>>>

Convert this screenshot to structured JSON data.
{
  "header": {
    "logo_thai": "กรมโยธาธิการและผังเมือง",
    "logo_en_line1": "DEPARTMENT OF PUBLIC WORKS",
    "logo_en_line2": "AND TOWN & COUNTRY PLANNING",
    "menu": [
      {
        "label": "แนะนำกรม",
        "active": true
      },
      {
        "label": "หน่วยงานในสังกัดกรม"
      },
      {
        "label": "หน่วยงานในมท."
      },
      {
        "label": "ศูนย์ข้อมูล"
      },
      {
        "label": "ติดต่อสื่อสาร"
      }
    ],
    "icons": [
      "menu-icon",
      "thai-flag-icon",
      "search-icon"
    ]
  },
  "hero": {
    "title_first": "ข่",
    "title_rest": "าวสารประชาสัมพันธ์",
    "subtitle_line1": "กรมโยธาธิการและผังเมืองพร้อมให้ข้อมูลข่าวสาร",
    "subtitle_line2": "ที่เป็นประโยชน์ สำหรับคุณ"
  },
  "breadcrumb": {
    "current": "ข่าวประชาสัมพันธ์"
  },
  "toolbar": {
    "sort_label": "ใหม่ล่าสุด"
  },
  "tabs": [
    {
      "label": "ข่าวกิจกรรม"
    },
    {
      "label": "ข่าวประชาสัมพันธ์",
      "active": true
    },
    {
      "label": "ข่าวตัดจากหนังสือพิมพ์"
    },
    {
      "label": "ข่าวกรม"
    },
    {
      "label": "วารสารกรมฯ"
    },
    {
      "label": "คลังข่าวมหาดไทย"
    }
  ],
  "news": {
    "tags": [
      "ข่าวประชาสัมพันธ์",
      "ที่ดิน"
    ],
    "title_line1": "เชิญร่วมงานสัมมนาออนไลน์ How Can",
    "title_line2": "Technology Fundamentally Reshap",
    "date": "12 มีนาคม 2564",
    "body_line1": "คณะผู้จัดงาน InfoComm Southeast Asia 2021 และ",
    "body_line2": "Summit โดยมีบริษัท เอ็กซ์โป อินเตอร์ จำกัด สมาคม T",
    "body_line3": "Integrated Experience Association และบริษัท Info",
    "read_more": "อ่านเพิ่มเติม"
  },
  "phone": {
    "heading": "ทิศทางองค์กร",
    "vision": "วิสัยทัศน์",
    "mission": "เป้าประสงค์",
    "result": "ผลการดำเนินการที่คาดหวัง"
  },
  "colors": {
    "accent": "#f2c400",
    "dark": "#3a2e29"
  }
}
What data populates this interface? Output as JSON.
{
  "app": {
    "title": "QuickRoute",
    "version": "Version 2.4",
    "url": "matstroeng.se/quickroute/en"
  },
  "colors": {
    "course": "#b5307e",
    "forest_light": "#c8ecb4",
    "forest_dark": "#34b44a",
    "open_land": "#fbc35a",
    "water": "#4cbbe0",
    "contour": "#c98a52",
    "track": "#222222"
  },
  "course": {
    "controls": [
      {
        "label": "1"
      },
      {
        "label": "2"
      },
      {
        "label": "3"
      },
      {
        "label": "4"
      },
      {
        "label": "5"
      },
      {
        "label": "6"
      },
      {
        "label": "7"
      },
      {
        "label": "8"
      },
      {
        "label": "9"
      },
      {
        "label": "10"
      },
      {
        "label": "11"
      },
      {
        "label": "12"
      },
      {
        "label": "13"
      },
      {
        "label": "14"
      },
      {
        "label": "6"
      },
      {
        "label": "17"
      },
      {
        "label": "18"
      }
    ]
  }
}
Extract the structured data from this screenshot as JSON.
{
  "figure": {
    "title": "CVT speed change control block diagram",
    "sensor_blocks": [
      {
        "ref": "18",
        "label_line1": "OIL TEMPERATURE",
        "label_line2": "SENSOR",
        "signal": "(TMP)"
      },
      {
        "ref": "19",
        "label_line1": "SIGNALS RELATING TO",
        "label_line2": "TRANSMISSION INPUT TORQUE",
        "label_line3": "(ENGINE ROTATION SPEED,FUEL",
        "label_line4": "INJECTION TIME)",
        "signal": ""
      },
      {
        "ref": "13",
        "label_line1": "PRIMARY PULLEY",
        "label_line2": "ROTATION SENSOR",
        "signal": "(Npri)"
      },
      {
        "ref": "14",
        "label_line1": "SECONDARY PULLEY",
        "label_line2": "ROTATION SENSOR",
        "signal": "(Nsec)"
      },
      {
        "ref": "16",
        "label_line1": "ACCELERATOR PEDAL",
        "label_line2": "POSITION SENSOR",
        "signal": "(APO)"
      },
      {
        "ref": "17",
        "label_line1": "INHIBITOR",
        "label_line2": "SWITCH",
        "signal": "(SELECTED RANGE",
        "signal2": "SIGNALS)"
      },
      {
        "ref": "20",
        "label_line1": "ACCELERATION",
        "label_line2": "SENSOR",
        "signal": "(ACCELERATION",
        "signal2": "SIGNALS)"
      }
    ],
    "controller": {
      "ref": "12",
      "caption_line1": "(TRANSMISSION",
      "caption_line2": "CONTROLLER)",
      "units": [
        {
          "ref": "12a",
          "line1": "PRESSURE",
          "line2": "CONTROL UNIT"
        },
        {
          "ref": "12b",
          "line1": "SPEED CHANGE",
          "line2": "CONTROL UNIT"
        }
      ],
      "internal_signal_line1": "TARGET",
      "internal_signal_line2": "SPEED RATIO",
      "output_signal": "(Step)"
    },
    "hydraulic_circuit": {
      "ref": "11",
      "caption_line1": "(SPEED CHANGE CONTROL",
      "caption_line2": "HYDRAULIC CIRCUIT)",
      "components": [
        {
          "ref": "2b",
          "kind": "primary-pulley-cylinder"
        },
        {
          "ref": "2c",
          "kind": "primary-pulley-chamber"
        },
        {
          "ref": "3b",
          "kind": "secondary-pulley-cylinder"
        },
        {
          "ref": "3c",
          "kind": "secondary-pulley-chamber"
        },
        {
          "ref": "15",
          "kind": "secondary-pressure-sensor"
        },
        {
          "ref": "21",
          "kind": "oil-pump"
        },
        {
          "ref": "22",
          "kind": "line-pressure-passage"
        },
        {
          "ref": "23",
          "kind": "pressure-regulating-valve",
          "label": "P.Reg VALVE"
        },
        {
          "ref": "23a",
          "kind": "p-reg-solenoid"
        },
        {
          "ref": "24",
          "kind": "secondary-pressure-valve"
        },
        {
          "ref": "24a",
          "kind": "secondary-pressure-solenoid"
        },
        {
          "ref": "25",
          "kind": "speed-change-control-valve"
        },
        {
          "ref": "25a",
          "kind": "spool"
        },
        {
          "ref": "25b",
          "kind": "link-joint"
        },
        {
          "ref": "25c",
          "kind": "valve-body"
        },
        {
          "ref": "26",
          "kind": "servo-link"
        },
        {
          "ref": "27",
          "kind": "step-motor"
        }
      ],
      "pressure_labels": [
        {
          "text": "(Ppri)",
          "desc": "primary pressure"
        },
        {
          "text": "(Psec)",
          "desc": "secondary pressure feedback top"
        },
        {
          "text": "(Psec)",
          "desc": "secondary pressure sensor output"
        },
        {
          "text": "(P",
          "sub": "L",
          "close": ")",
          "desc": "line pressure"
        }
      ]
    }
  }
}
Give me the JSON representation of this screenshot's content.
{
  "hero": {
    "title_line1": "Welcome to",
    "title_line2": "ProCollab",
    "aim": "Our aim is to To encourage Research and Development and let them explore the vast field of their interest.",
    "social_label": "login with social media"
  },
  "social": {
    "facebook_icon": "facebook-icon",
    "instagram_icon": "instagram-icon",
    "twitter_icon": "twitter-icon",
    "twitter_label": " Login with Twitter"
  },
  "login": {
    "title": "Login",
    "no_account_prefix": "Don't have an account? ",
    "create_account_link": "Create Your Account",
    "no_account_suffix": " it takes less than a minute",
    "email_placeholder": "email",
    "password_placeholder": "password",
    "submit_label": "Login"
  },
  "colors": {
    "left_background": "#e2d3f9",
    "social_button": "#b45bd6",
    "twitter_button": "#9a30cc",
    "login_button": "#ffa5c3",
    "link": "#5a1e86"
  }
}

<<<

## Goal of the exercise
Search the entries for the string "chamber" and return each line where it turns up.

## Answer space
          "kind": "primary-pulley-chamber"
          "kind": "secondary-pulley-chamber"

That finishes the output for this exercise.